Child Safety Seat Information
The tether is located on the top rear of convertible, combination, and all-in-one car seats. It’s adjustable and has a hook and strap that connects to one of your vehicle’s tether anchors. Most rear-facing car seats in the United States do not use a tether for installation. However, installations vary from model to model, so you must review your particular car seat’s instructions and your vehicle’s owner manual carefully.
For young infants, the seat used is an infant carrier with typical weight recommendations of 5-20 lb. Most infant seats made in the US can now be used up to at least 22 pounds (10.0 kg) and 29 inches (74 cm), with some going up to 35 pounds (16 kg). In the past, most infant seats in the US went to 20 pounds (9.1 kg) and 26 inches (66 cm). Infant carriers are often also called "Bucket Seats" as they resemble a bucket with a handle. Some (but not all) seats can be used with the base secured, or with the carrier strapped in alone. Some seats do not have bases. Infant carriers are mounted rear-facing and are designed to "cocoon" against the back of the vehicle seat in the event of a collision, with the impact being absorbed in the outer shell of the restraint. Rear-facing seats are deemed the safest, and in the US children must remain in this position until they are at least 1 year of age and at least 20 pounds (9.1 kg). although it is recommended to keep them rear-facing until at least 2 years old or until they outgrow the rear-facing car seat height and weight, whichever is longer.
The American Academy of Pediatrics says to “make sure the seat is at the correct angle so your infant’s head does not flop forward. Many seats have angle indicators or adjusters that can help prevent this. If your seat does not have an angle adjuster, tilt the car safety seat back by putting a rolled towel or other firm padding (such as a pool noodle) under the base near the point where the back and bottom of the vehicle seat meet.” Safety seats come with an instruction booklet with additional information on the appropriate angle for the seat.
U. S. Department of Transportation National Highway Traffic Safety Administration Office of Defects Investigation Correspondence Research Division (NVS-216) Room W48-301 1200 New Jersey Avenue SE. Washington, DC 20590 Fax: 202-366-1767 E-mail: firstname.lastname@example.org
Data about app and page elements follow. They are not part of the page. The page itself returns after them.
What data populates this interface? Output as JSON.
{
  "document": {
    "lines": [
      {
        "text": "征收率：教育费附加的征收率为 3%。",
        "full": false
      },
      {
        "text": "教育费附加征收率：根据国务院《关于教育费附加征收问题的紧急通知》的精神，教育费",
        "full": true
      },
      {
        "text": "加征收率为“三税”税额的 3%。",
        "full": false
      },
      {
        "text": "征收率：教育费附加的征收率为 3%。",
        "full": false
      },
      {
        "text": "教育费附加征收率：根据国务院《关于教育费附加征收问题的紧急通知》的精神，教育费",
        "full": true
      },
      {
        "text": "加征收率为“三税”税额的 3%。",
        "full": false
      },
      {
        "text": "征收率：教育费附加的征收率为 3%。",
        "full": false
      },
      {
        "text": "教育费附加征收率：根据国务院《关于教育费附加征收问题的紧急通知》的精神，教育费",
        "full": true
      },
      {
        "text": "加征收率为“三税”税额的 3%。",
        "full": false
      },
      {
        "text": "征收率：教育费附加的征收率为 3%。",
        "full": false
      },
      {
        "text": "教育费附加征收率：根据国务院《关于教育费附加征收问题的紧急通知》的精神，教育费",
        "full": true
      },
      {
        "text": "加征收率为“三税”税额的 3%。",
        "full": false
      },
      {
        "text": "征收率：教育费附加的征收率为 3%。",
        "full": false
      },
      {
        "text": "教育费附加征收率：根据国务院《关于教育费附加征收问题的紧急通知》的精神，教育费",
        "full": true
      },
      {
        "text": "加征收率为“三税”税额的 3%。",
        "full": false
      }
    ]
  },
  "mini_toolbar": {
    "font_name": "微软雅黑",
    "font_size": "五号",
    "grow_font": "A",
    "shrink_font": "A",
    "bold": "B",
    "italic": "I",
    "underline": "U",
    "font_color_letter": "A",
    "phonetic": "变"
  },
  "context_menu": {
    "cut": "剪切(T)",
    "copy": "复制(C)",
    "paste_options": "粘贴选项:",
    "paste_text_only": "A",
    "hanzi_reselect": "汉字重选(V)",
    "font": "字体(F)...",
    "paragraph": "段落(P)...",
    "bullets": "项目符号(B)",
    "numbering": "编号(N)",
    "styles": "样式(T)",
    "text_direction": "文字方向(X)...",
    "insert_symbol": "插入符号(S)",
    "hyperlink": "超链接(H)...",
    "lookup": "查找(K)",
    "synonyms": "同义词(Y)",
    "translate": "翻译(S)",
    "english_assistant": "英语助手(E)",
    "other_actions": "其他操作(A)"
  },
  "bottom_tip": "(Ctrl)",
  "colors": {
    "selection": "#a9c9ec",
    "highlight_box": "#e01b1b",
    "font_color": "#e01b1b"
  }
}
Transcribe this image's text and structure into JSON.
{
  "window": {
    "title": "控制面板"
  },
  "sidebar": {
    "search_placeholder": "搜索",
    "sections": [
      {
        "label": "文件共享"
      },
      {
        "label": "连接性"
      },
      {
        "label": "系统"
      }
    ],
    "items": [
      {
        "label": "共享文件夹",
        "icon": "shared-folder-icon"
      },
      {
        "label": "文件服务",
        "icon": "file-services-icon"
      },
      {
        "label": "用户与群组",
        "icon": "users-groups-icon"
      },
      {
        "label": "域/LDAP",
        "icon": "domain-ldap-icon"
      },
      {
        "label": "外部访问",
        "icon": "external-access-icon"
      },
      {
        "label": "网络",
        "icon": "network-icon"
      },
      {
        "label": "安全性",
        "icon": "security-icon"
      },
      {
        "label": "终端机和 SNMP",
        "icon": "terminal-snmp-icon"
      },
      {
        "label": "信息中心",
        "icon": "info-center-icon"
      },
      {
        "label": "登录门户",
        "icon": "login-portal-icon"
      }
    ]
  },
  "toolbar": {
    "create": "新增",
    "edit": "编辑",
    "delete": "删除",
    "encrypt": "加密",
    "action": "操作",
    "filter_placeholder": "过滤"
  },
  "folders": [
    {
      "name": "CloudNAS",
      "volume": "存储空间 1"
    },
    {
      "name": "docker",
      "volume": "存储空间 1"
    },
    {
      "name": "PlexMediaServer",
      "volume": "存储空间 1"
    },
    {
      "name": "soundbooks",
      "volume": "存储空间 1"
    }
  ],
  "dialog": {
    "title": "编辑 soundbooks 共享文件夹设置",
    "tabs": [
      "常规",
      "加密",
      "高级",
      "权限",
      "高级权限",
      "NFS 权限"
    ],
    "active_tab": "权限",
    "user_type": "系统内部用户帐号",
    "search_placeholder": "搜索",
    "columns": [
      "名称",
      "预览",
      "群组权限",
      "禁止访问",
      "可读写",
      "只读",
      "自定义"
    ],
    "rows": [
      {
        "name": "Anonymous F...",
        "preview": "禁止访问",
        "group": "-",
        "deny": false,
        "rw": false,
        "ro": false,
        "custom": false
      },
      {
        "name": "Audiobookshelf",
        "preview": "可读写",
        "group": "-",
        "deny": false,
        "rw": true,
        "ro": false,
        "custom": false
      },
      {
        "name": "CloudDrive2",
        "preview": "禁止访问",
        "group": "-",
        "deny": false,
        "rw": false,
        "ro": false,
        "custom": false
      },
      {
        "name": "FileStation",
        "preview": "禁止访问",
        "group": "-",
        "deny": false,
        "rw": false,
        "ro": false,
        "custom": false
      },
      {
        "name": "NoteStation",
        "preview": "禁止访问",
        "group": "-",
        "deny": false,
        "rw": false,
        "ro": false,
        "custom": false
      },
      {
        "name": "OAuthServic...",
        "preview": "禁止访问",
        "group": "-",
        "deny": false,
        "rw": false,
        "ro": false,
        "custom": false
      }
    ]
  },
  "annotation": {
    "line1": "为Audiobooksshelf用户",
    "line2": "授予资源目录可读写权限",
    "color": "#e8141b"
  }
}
Heatstroke is one of the leading causes of non-crash-related fatalities among children. Vehicle heatstroke occurs when a child is left in a hot vehicle, allowing for the child’s temperature to rise in a quick and deadly manner. Heatstroke begins when the core body temperature reaches about 104 degrees and the thermoregulatory system is overwhelmed. A core body temperature of about 107 degrees is lethal. Unfortunately, even great parents can forget a child in the back seat. Other risk factors include caregivers who aren’t used to driving kids, or whose routine suddenly changes.
A study of car crash data from 16 U.S. states found that children under the age of 3 were 43% less likely to be injured in a car crash if their car seat was fastened in the center of the back seat rather than on one side. Results were based on data from 4,790 car crashes involving children aged 3 and younger between 1998 and 2006. According to data, the center position was the safest but least used position. However, economist Steven Levitt (see below) has demonstrated that car seats do not reduce fatalities when compared to regular seat belts.